Source records —
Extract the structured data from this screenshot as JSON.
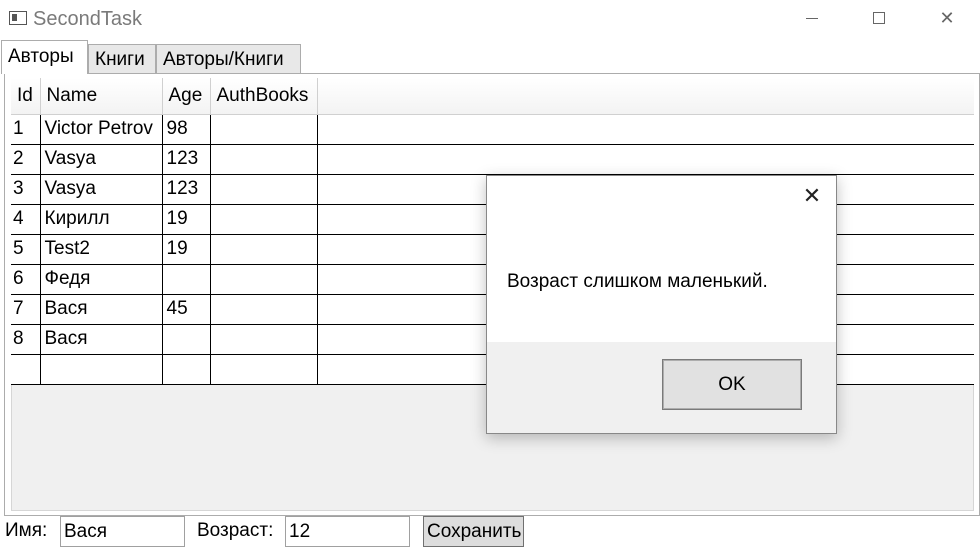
{
  "window": {
    "title": "SecondTask",
    "app_icon": "window-app-icon",
    "minimize_icon": "minimize-icon",
    "maximize_icon": "maximize-icon",
    "close_icon": "close-icon"
  },
  "tabs": [
    {
      "label": "Авторы",
      "active": true
    },
    {
      "label": "Книги",
      "active": false
    },
    {
      "label": "Авторы/Книги",
      "active": false
    }
  ],
  "grid": {
    "columns": [
      "Id",
      "Name",
      "Age",
      "AuthBooks"
    ],
    "rows": [
      [
        "1",
        "Victor Petrov",
        "98",
        ""
      ],
      [
        "2",
        "Vasya",
        "123",
        ""
      ],
      [
        "3",
        "Vasya",
        "123",
        ""
      ],
      [
        "4",
        "Кирилл",
        "19",
        ""
      ],
      [
        "5",
        "Test2",
        "19",
        ""
      ],
      [
        "6",
        "Федя",
        "",
        ""
      ],
      [
        "7",
        "Вася",
        "45",
        ""
      ],
      [
        "8",
        "Вася",
        "",
        ""
      ],
      [
        "",
        "",
        "",
        ""
      ]
    ]
  },
  "form": {
    "name_label": "Имя:",
    "name_value": "Вася",
    "age_label": "Возраст:",
    "age_value": "12",
    "save_label": "Сохранить"
  },
  "dialog": {
    "message": "Возраст слишком маленький.",
    "ok_label": "OK",
    "close_icon": "close-icon"
  }
}
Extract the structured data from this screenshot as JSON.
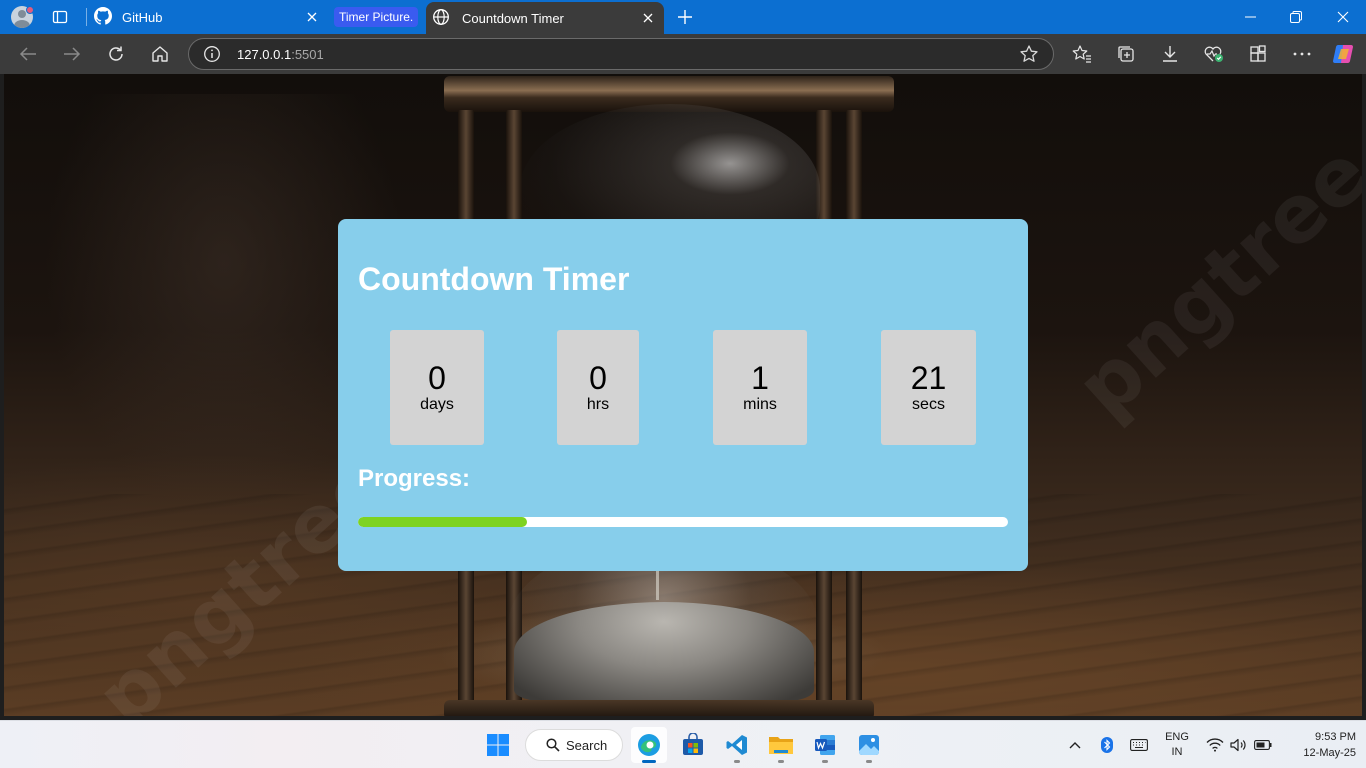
{
  "browser": {
    "tabs": [
      {
        "label": "GitHub"
      },
      {
        "label": "Countdown Timer"
      }
    ],
    "tab_group_label": "Timer Picture.",
    "address": {
      "host": "127.0.0.1",
      "port": ":5501"
    }
  },
  "timer": {
    "title": "Countdown Timer",
    "units": [
      {
        "value": "0",
        "label": "days"
      },
      {
        "value": "0",
        "label": "hrs"
      },
      {
        "value": "1",
        "label": "mins"
      },
      {
        "value": "21",
        "label": "secs"
      }
    ],
    "progress_label": "Progress:",
    "progress_fraction": 0.26,
    "progress_color": "#7ed321",
    "card_color": "#87ceeb"
  },
  "taskbar": {
    "search_label": "Search",
    "language": {
      "line1": "ENG",
      "line2": "IN"
    },
    "clock": {
      "time": "9:53 PM",
      "date": "12-May-25"
    }
  },
  "watermark": "pngtree",
  "icons": [
    "profile-icon",
    "tab-actions-icon",
    "github-icon",
    "globe-icon",
    "close-icon",
    "plus-icon",
    "minimize-icon",
    "restore-icon",
    "back-icon",
    "forward-icon",
    "refresh-icon",
    "home-icon",
    "info-icon",
    "star-icon",
    "favorites-icon",
    "collections-icon",
    "download-icon",
    "health-icon",
    "extensions-icon",
    "more-icon",
    "copilot-icon",
    "windows-start-icon",
    "edge-icon",
    "store-icon",
    "vscode-icon",
    "file-explorer-icon",
    "word-icon",
    "photos-icon",
    "chevron-up-icon",
    "bluetooth-icon",
    "keyboard-icon",
    "wifi-icon",
    "volume-icon",
    "battery-icon"
  ]
}
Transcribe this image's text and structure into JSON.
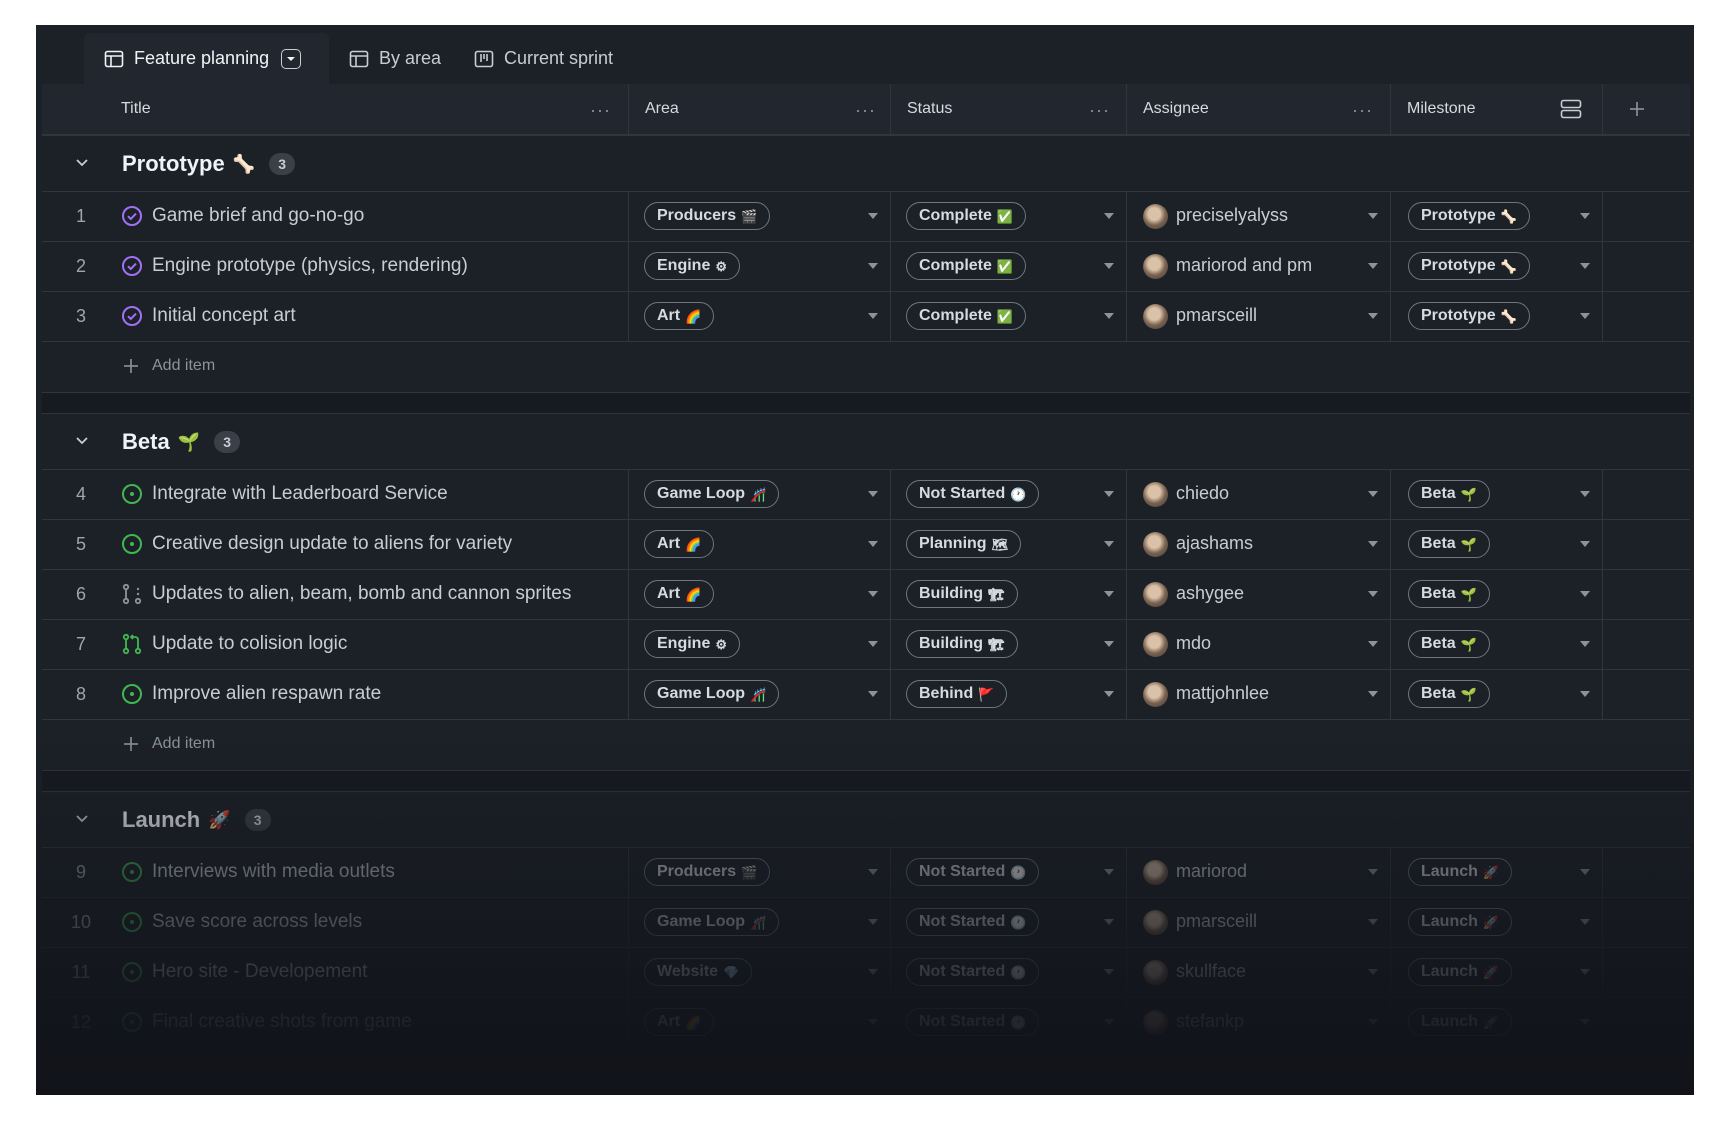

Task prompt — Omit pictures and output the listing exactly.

Answer for the task —
Extract the structured data from this screenshot as JSON.
{
  "window": {
    "title": "SecondTask",
    "app_icon": "window-app-icon",
    "minimize_icon": "minimize-icon",
    "maximize_icon": "maximize-icon",
    "close_icon": "close-icon"
  },
  "tabs": [
    {
      "label": "Авторы",
      "active": true
    },
    {
      "label": "Книги",
      "active": false
    },
    {
      "label": "Авторы/Книги",
      "active": false
    }
  ],
  "grid": {
    "columns": [
      "Id",
      "Name",
      "Age",
      "AuthBooks"
    ],
    "rows": [
      [
        "1",
        "Victor Petrov",
        "98",
        ""
      ],
      [
        "2",
        "Vasya",
        "123",
        ""
      ],
      [
        "3",
        "Vasya",
        "123",
        ""
      ],
      [
        "4",
        "Кирилл",
        "19",
        ""
      ],
      [
        "5",
        "Test2",
        "19",
        ""
      ],
      [
        "6",
        "Федя",
        "",
        ""
      ],
      [
        "7",
        "Вася",
        "45",
        ""
      ],
      [
        "8",
        "Вася",
        "",
        ""
      ],
      [
        "",
        "",
        "",
        ""
      ]
    ]
  },
  "form": {
    "name_label": "Имя:",
    "name_value": "Вася",
    "age_label": "Возраст:",
    "age_value": "12",
    "save_label": "Сохранить"
  },
  "dialog": {
    "message": "Возраст слишком маленький.",
    "ok_label": "OK",
    "close_icon": "close-icon"
  }
}
Extract the structured data from this screenshot as JSON.
{
  "browser": {
    "tabs": [
      {
        "label": "GitHub"
      },
      {
        "label": "Countdown Timer"
      }
    ],
    "tab_group_label": "Timer Picture.",
    "address": {
      "host": "127.0.0.1",
      "port": ":5501"
    }
  },
  "timer": {
    "title": "Countdown Timer",
    "units": [
      {
        "value": "0",
        "label": "days"
      },
      {
        "value": "0",
        "label": "hrs"
      },
      {
        "value": "1",
        "label": "mins"
      },
      {
        "value": "21",
        "label": "secs"
      }
    ],
    "progress_label": "Progress:",
    "progress_fraction": 0.26,
    "progress_color": "#7ed321",
    "card_color": "#87ceeb"
  },
  "taskbar": {
    "search_label": "Search",
    "language": {
      "line1": "ENG",
      "line2": "IN"
    },
    "clock": {
      "time": "9:53 PM",
      "date": "12-May-25"
    }
  },
  "watermark": "pngtree",
  "icons": [
    "profile-icon",
    "tab-actions-icon",
    "github-icon",
    "globe-icon",
    "close-icon",
    "plus-icon",
    "minimize-icon",
    "restore-icon",
    "back-icon",
    "forward-icon",
    "refresh-icon",
    "home-icon",
    "info-icon",
    "star-icon",
    "favorites-icon",
    "collections-icon",
    "download-icon",
    "health-icon",
    "extensions-icon",
    "more-icon",
    "copilot-icon",
    "windows-start-icon",
    "edge-icon",
    "store-icon",
    "vscode-icon",
    "file-explorer-icon",
    "word-icon",
    "photos-icon",
    "chevron-up-icon",
    "bluetooth-icon",
    "keyboard-icon",
    "wifi-icon",
    "volume-icon",
    "battery-icon"
  ]
}
Transcribe this image's text and structure into JSON.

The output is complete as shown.